Turritopsis nutricula, the immortal jellyfish, is a hydrozoan whose medusa, or jellyfish, form can revert to the polyp stage after becoming sexually mature. It is the only known case of an animal capable of reverting completely to a sexually immature, colonial stage after having reached sexual maturity as a solitary stage. It does this through the cell development process of transdifferentiation. Cell transdifferentiation is when the jellyfish “alters the differentiated state of the cell and transforms it into a new cell”. In this process the medusa of the immortal jellyfish is transformed into the polyps of a new polyp colony. First, the umbrella reverts itself and then the tentacles and mesoglea get resorbed. The reverted medusa then attaches itself to the substrate by the end that had been at the opposite end of the umbrella and starts giving rise to new polyps to form the new colony.
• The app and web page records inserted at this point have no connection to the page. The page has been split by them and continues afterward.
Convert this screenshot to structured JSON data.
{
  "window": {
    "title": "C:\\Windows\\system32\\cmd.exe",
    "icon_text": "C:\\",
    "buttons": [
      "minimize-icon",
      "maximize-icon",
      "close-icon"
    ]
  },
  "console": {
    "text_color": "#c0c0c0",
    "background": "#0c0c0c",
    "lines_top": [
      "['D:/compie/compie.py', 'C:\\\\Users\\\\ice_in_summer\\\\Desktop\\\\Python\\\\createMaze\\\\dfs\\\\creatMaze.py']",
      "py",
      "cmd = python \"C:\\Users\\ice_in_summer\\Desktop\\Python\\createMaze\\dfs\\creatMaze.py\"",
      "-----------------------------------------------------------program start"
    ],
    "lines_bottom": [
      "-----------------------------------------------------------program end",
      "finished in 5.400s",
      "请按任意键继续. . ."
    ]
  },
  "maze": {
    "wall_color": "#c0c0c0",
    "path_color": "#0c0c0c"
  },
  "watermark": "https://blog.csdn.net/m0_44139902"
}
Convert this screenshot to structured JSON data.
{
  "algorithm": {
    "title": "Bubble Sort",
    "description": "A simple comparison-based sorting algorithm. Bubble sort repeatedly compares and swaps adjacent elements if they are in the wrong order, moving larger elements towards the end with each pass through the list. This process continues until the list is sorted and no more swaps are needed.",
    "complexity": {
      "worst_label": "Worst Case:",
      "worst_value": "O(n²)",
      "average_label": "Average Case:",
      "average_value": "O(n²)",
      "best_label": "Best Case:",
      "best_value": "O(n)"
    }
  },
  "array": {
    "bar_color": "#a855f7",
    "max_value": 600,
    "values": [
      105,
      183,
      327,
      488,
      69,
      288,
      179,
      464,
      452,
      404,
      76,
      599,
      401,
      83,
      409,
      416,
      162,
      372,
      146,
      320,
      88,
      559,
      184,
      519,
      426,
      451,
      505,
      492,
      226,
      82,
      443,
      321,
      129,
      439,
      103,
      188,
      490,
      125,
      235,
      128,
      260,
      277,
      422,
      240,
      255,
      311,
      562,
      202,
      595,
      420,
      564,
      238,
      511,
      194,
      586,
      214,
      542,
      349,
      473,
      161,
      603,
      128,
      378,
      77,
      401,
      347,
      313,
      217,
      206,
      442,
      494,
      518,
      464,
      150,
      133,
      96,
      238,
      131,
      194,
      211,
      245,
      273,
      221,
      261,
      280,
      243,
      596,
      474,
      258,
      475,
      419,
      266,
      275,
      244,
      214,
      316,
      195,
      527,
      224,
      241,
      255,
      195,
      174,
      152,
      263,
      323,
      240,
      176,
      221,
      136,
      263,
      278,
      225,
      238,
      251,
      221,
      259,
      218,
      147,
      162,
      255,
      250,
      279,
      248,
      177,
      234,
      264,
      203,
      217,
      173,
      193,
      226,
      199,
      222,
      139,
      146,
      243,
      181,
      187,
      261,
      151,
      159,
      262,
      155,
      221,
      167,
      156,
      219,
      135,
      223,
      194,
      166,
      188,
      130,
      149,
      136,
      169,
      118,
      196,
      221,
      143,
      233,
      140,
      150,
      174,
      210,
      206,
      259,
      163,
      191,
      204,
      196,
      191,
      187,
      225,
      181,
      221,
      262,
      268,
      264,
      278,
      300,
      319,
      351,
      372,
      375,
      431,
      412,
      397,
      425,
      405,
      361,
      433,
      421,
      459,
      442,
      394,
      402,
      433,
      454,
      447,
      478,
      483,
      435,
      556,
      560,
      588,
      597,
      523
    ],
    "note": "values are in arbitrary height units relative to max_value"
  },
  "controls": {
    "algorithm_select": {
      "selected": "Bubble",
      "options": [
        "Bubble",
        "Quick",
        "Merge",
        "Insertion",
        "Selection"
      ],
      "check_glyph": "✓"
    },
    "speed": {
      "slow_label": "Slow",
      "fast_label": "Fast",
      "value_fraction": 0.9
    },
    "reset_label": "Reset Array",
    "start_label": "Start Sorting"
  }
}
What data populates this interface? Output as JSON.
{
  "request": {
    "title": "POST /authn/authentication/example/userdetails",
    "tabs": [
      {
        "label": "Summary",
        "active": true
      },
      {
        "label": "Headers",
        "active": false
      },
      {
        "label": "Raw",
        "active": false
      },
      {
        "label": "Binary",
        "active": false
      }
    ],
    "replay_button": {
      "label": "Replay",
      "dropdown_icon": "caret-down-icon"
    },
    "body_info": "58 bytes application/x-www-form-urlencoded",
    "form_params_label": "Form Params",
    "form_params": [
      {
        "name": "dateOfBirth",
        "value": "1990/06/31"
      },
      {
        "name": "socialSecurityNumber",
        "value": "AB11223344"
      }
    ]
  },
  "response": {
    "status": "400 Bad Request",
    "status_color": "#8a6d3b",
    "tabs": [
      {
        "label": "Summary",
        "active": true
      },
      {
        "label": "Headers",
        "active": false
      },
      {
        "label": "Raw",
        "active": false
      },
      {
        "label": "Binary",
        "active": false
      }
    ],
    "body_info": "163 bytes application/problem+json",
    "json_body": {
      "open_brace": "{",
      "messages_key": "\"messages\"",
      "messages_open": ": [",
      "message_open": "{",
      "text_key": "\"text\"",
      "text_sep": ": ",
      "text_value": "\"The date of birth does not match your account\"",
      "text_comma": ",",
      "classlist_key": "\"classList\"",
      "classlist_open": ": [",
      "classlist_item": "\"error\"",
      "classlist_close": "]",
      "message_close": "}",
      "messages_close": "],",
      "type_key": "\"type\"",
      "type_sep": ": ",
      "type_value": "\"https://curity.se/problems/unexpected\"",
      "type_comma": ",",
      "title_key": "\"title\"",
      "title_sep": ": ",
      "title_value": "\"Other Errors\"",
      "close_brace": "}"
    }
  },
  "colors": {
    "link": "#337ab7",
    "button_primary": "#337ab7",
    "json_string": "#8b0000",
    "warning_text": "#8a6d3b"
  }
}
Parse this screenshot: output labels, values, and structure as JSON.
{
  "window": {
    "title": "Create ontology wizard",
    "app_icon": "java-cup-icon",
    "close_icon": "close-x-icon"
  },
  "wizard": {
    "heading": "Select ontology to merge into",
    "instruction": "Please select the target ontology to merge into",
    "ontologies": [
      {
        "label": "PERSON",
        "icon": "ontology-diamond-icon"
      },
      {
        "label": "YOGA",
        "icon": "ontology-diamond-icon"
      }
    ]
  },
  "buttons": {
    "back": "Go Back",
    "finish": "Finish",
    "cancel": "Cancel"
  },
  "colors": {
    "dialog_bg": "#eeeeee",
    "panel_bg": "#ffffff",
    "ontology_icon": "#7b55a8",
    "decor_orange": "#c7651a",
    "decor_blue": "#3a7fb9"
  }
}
While they do have the ability to revert to a “younger” stage and this process can theoretically go on indefinitely which would render the Turritopsis nutricula immortal, most of them do succumb to nature either by being eaten or by some crazy jellyfish disease.
You could get one as a pet and claim it’s been in your family for six generations or something and no one could argue with you. Just hand it down to your kids and make up a story about how one of their ancestors caught it with their bare hands while living on the coastline of a Viking village or something.